Recall the Lewandowsky Hypothesis
In a similar inversion of normal practice, most climate deniers avoid scrutiny by sidestepping the peer-review process that is fundamental to science, instead posting their material in the internet or writing books.
Errors and mistaken assumptions cannot persist because publication of a peer-reviewed paper is only a first stage of peer review: The subsequent, even more rigorous stage of peer-review occurs after a paper’s publication and involves the scrutiny of scientific work by the entire field.
Paul Krugman – economics Nobel winner – has a different view on that.
… in the good old days you had to publish in the journals, which meant getting through the refereeing process.
My take is that the system never worked like that — or at least not in my professional lifetime.
Krugman then explains how the system does work.
First of all, policy-oriented research was never as centered on refereed journals as we liked to imagine.
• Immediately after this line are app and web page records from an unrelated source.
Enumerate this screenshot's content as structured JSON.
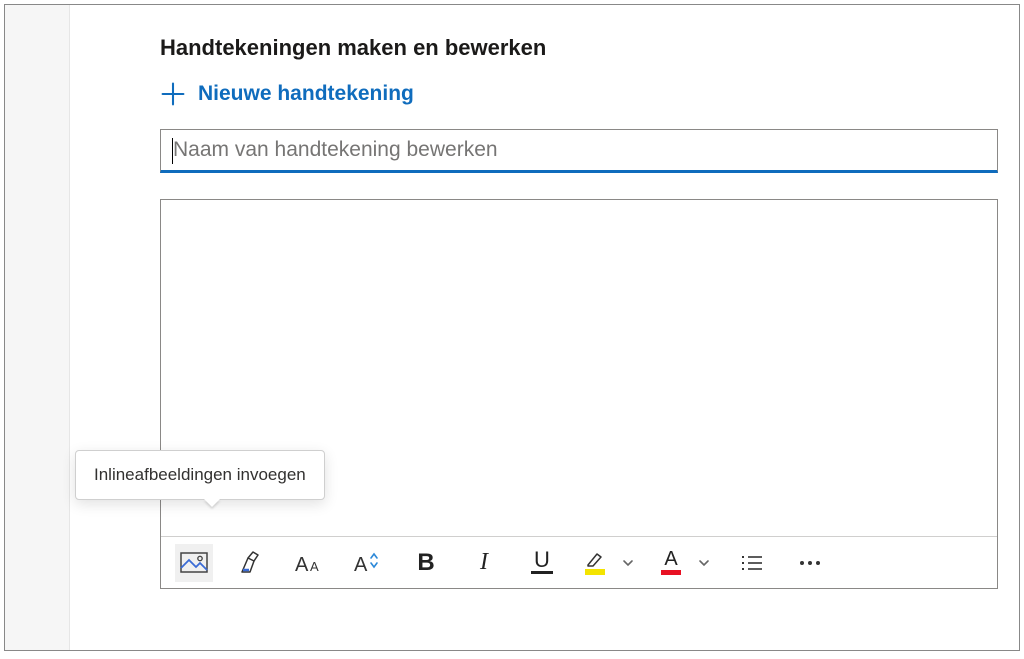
{
  "section_title": "Handtekeningen maken en bewerken",
  "new_signature_label": "Nieuwe handtekening",
  "name_input": {
    "placeholder": "Naam van handtekening bewerken",
    "value": ""
  },
  "tooltip_text": "Inlineafbeeldingen invoegen",
  "toolbar": {
    "insert_image": "insert-image",
    "format_painter": "format-painter",
    "font": "font",
    "font_size": "font-size",
    "bold": "B",
    "italic": "I",
    "underline": "U",
    "highlight": "highlight",
    "font_color": "A",
    "bullets": "bullets",
    "more": "more"
  },
  "colors": {
    "accent": "#0f6cbd",
    "highlight": "#f4e400",
    "fontcolor": "#e81123"
  }
}
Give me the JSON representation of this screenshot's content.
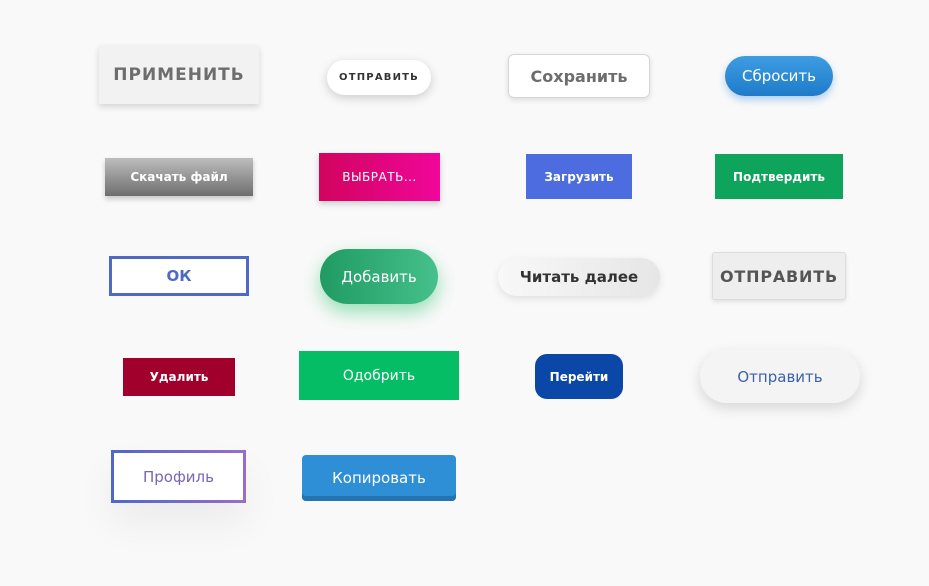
{
  "buttons": {
    "primenit": "ПРИМЕНИТЬ",
    "otpravit_small": "ОТПРАВИТЬ",
    "sohranit": "Сохранить",
    "sbrosit": "Сбросить",
    "skachat": "Скачать файл",
    "vybrat": "ВЫБРАТЬ...",
    "zagruzit": "Загрузить",
    "podtverdit": "Подтвердить",
    "ok": "ОК",
    "dobavit": "Добавить",
    "chitat": "Читать далее",
    "otpravit_caps": "ОТПРАВИТЬ",
    "udalit": "Удалить",
    "odobrit": "Одобрить",
    "pereiti": "Перейти",
    "otpravit_pill": "Отправить",
    "profil": "Профиль",
    "kopirovat": "Копировать"
  },
  "colors": {
    "page_background": "#f9f9f9",
    "blue_pill": "#2f8fd6",
    "pink_gradient": "#e0047a",
    "indigo": "#4c6ce0",
    "green": "#0fa45b",
    "crimson": "#a0002b",
    "emerald": "#04bd65",
    "navy": "#0a47a6"
  }
}
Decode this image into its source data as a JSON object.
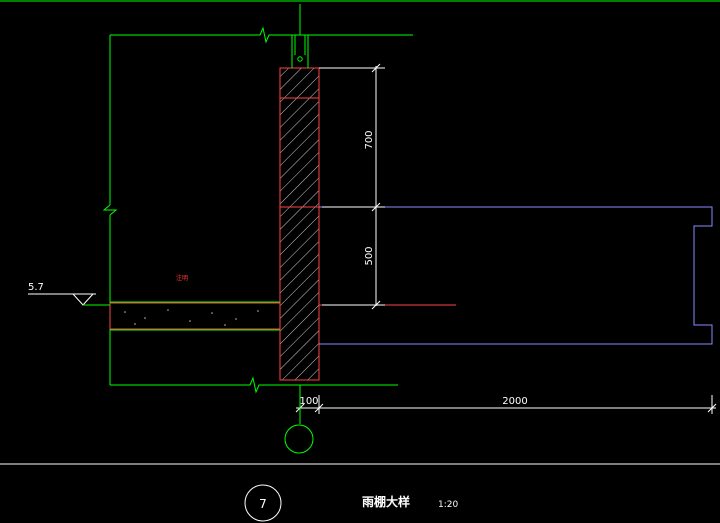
{
  "drawing": {
    "dims": {
      "vertical_upper": "700",
      "vertical_lower": "500",
      "horizontal_wall": "100",
      "horizontal_canopy": "2000"
    },
    "elevation": "5.7",
    "axis_label": "",
    "detail": {
      "number": "7",
      "title": "雨棚大样",
      "scale": "1:20"
    },
    "room_note": "注明"
  },
  "colors": {
    "background": "#000000",
    "outline": "#00ff00",
    "structure": "#ff4444",
    "canopy": "#8a8aff",
    "dimension": "#ffffff",
    "axis": "#00ff00"
  }
}
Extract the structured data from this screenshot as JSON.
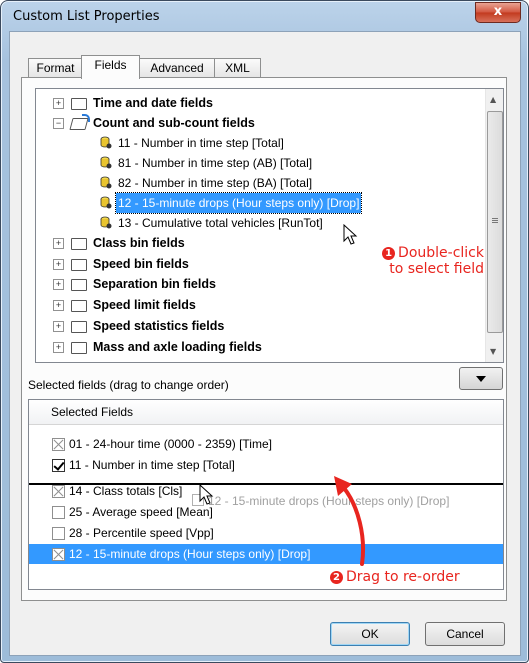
{
  "window": {
    "title": "Custom List Properties",
    "close_glyph": "x"
  },
  "tabs": [
    {
      "label": "Format",
      "active": false
    },
    {
      "label": "Fields",
      "active": true
    },
    {
      "label": "Advanced",
      "active": false
    },
    {
      "label": "XML",
      "active": false
    }
  ],
  "tree": {
    "categories": [
      {
        "label": "Time and date fields",
        "expanded": false
      },
      {
        "label": "Count and sub-count fields",
        "expanded": true
      },
      {
        "label": "Class bin fields",
        "expanded": false
      },
      {
        "label": "Speed bin fields",
        "expanded": false
      },
      {
        "label": "Separation bin fields",
        "expanded": false
      },
      {
        "label": "Speed limit fields",
        "expanded": false
      },
      {
        "label": "Speed statistics fields",
        "expanded": false
      },
      {
        "label": "Mass and axle loading fields",
        "expanded": false
      }
    ],
    "count_children": [
      {
        "label": "11 - Number in time step [Total]",
        "selected": false
      },
      {
        "label": "81 - Number in time step (AB) [Total]",
        "selected": false
      },
      {
        "label": "82 - Number in time step (BA) [Total]",
        "selected": false
      },
      {
        "label": "12 - 15-minute drops (Hour steps only) [Drop]",
        "selected": true
      },
      {
        "label": "13 - Cumulative total vehicles [RunTot]",
        "selected": false
      }
    ],
    "expand_glyph": "+",
    "collapse_glyph": "−"
  },
  "annotations": {
    "step1_number": "1",
    "step1_line1": "Double-click",
    "step1_line2": "to select field",
    "step2_number": "2",
    "step2_text": "Drag to re-order",
    "color": "#e8251f"
  },
  "selected_section": {
    "title": "Selected fields (drag to change order)"
  },
  "selected_list": {
    "header": "Selected Fields",
    "rows": [
      {
        "label": "01 - 24-hour time (0000 - 2359) [Time]",
        "check": "x",
        "highlighted": false
      },
      {
        "label": "11 - Number in time step [Total]",
        "check": "v",
        "highlighted": false
      },
      {
        "label": "14 - Class totals [Cls]",
        "check": "x",
        "highlighted": false
      },
      {
        "label": "25 - Average speed [Mean]",
        "check": "none",
        "highlighted": false
      },
      {
        "label": "28 - Percentile speed [Vpp]",
        "check": "none",
        "highlighted": false
      },
      {
        "label": "12 - 15-minute drops (Hour steps only) [Drop]",
        "check": "x",
        "highlighted": true
      }
    ],
    "drag_ghost": "12 - 15-minute drops (Hour steps only) [Drop]"
  },
  "buttons": {
    "ok": "OK",
    "cancel": "Cancel"
  },
  "colors": {
    "selection": "#3399ff",
    "window_frame": "#a6c2de",
    "close_button": "#c2391e"
  }
}
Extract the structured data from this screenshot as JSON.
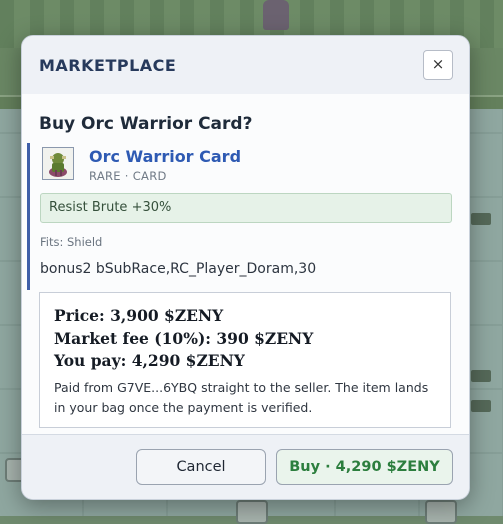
{
  "dialog": {
    "title": "MARKETPLACE",
    "close_label": "×",
    "question": "Buy Orc Warrior Card?"
  },
  "item": {
    "name": "Orc Warrior Card",
    "meta": "RARE · CARD",
    "effect": "Resist Brute +30%",
    "fits": "Fits: Shield",
    "script": "bonus2 bSubRace,RC_Player_Doram,30",
    "icon": "orc-warrior-card-icon"
  },
  "pricing": {
    "price": "Price: 3,900 $ZENY",
    "fee": "Market fee (10%): 390 $ZENY",
    "total": "You pay: 4,290 $ZENY",
    "note": "Paid from G7VE...6YBQ straight to the seller. The item lands in your bag once the payment is verified."
  },
  "footer": {
    "cancel_label": "Cancel",
    "buy_label": "Buy · 4,290 $ZENY"
  },
  "colors": {
    "accent": "#2e5ab3",
    "buy_text": "#2c7e3e",
    "effect_bg": "#e6f2e8"
  }
}
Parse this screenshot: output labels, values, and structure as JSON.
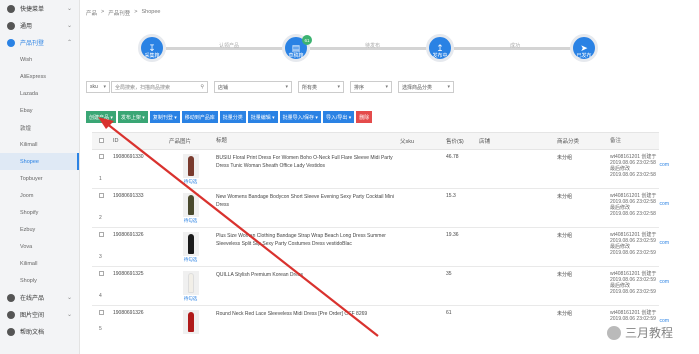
{
  "sidebar": {
    "groups": [
      {
        "label": "快捷菜单",
        "icon": "speedometer-icon"
      },
      {
        "label": "通用",
        "icon": "gear-icon"
      },
      {
        "label": "产品刊登",
        "icon": "product-icon"
      }
    ],
    "items": [
      {
        "label": "Wish"
      },
      {
        "label": "AliExpress"
      },
      {
        "label": "Lazada"
      },
      {
        "label": "Ebay"
      },
      {
        "label": "敦煌"
      },
      {
        "label": "Kilimall"
      },
      {
        "label": "Shopee"
      },
      {
        "label": "Topbuyer"
      },
      {
        "label": "Joom"
      },
      {
        "label": "Shopify"
      },
      {
        "label": "Ezbuy"
      },
      {
        "label": "Vova"
      },
      {
        "label": "Kilimall"
      },
      {
        "label": "Shoply"
      }
    ],
    "bottom_groups": [
      {
        "label": "在线产品",
        "icon": "box-icon"
      },
      {
        "label": "图片空间",
        "icon": "image-icon"
      },
      {
        "label": "帮助文档",
        "icon": "help-icon"
      }
    ]
  },
  "breadcrumb": [
    "产品",
    "产品刊登",
    "Shopee"
  ],
  "steps": {
    "step1": "采集箱",
    "line1": "认领产品",
    "step2": "草稿箱",
    "step2_badge": "61",
    "line2": "待发布",
    "step3": "发布中",
    "line3": "成功",
    "step4": "已发布"
  },
  "filters": {
    "site": "sku",
    "search_placeholder": "全局搜索，扫描商品搜索",
    "store": "店铺",
    "category": "所有类",
    "sort": "排序",
    "product_category": "选择商品分类"
  },
  "toolbar": {
    "create": "创建产品 ▾",
    "publish": "发布上架 ▾",
    "copy": "复制刊登 ▾",
    "move": "移动到产品库",
    "batch_category": "批量分类",
    "batch_edit": "批量编辑 ▾",
    "batch_save": "批量导入/保存 ▾",
    "import_export": "导入/导出 ▾",
    "delete": "删除"
  },
  "table": {
    "headers": {
      "id": "ID",
      "image": "产品图片",
      "title": "标题",
      "sku": "父sku",
      "price": "售价($)",
      "stock": "店铺",
      "category": "商品分类",
      "time": "备注"
    },
    "rows": [
      {
        "num": "1",
        "id": "19080691330",
        "title": "BUSIU Floral Print Dress For Women Boho O-Neck Full Flare Sleeve Midi Party Dress Tunic Woman Sheath Office Lady Vestidos",
        "price": "46.78",
        "category": "未分组",
        "created": "wt408161201 创建于",
        "t1": "2019.08.06 23:02:58",
        "mod": "最后修改",
        "t2": "2019.08.06 23:02:58",
        "com": "com",
        "thumb_link": "待勾选",
        "color": "#7a3b2e"
      },
      {
        "num": "2",
        "id": "19080691333",
        "title": "New Womens Bandage Bodycon Short Sleeve Evening Sexy Party Cocktail Mini Dress",
        "price": "15.3",
        "category": "未分组",
        "created": "wt408161201 创建于",
        "t1": "2019.08.06 23:02:58",
        "mod": "最后修改",
        "t2": "2019.08.06 23:02:58",
        "com": "com",
        "thumb_link": "待勾选",
        "color": "#4a4a2e"
      },
      {
        "num": "3",
        "id": "19080691326",
        "title": "Plus Size Women Clothing Bandage Strap Wrap Beach Long Dress Summer Sleeveless Split Slip Sexy Party Costumes Dress vestidoBlac",
        "price": "19.36",
        "category": "未分组",
        "created": "wt408161201 创建于",
        "t1": "2019.08.06 23:02:59",
        "mod": "最后修改",
        "t2": "2019.08.06 23:02:59",
        "com": "com",
        "thumb_link": "待勾选",
        "color": "#1a1a1a"
      },
      {
        "num": "4",
        "id": "19080691325",
        "title": "QUILLA Stylish Premium Korean Dress",
        "price": "35",
        "category": "未分组",
        "created": "wt408161201 创建于",
        "t1": "2019.08.06 23:02:59",
        "mod": "最后修改",
        "t2": "2019.08.06 23:02:59",
        "com": "com",
        "thumb_link": "待勾选",
        "color": "#f2efe8"
      },
      {
        "num": "5",
        "id": "19080691326",
        "title": "Round Neck Red Lace Sleeveless Midi Dress [Pre Order] CCF 8269",
        "price": "61",
        "category": "未分组",
        "created": "wt408161201 创建于",
        "t1": "2019.08.06 23:02:59",
        "mod": "",
        "t2": "",
        "com": "com",
        "thumb_link": "",
        "color": "#b01a1a"
      }
    ]
  },
  "watermark": "三月教程",
  "colors": {
    "accent": "#2a82e4",
    "green": "#3aa675",
    "danger": "#e44b4b",
    "annotation_arrow": "#d9322e"
  }
}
A lot of the discussion always took place via Federal Reserve and IMF working papers, and even reports from the research departments of investment banks. The rise and fall of Fed policy via targeting of aggregates, for example, was not a debate played out in the pages of the JPE and the QJE.
Second, even for more academic research, the journals ceased being a means of communication a long time ago – more than 20 years ago for sure. New research would be unveiled in seminars, circulated as NBER Working Papers, long before anything showed up in a journal. Whole literatures could flourish, mature, and grow decadent before the first article got properly published – this happened to me with target zones back in the late 1980s, where my original 1988 working paper had spawned a large derivative literature by the time it actually got published. The journals have long served as tombstones, certifications for tenure committees, rather than a forum in which ideas get argued.
So Krugman is suggesting the scrutiny Lewandowsky speaks of occurs before the peer-review process and ‘tombstone’ publication. He goes to argue the value of blogs.
Since there’s some kind of conservation principle here, the fact that it’s easier for people with less formal credentials to get heard means that people who have those credentials are less guaranteed of respectful treatment. So yes, we’ve seen some famous names run into firestorms of criticism — *justified* criticism – even as some “nobodies” become players. That’s a good thing! Famous economists have been saying foolish things forever; now they get called on it.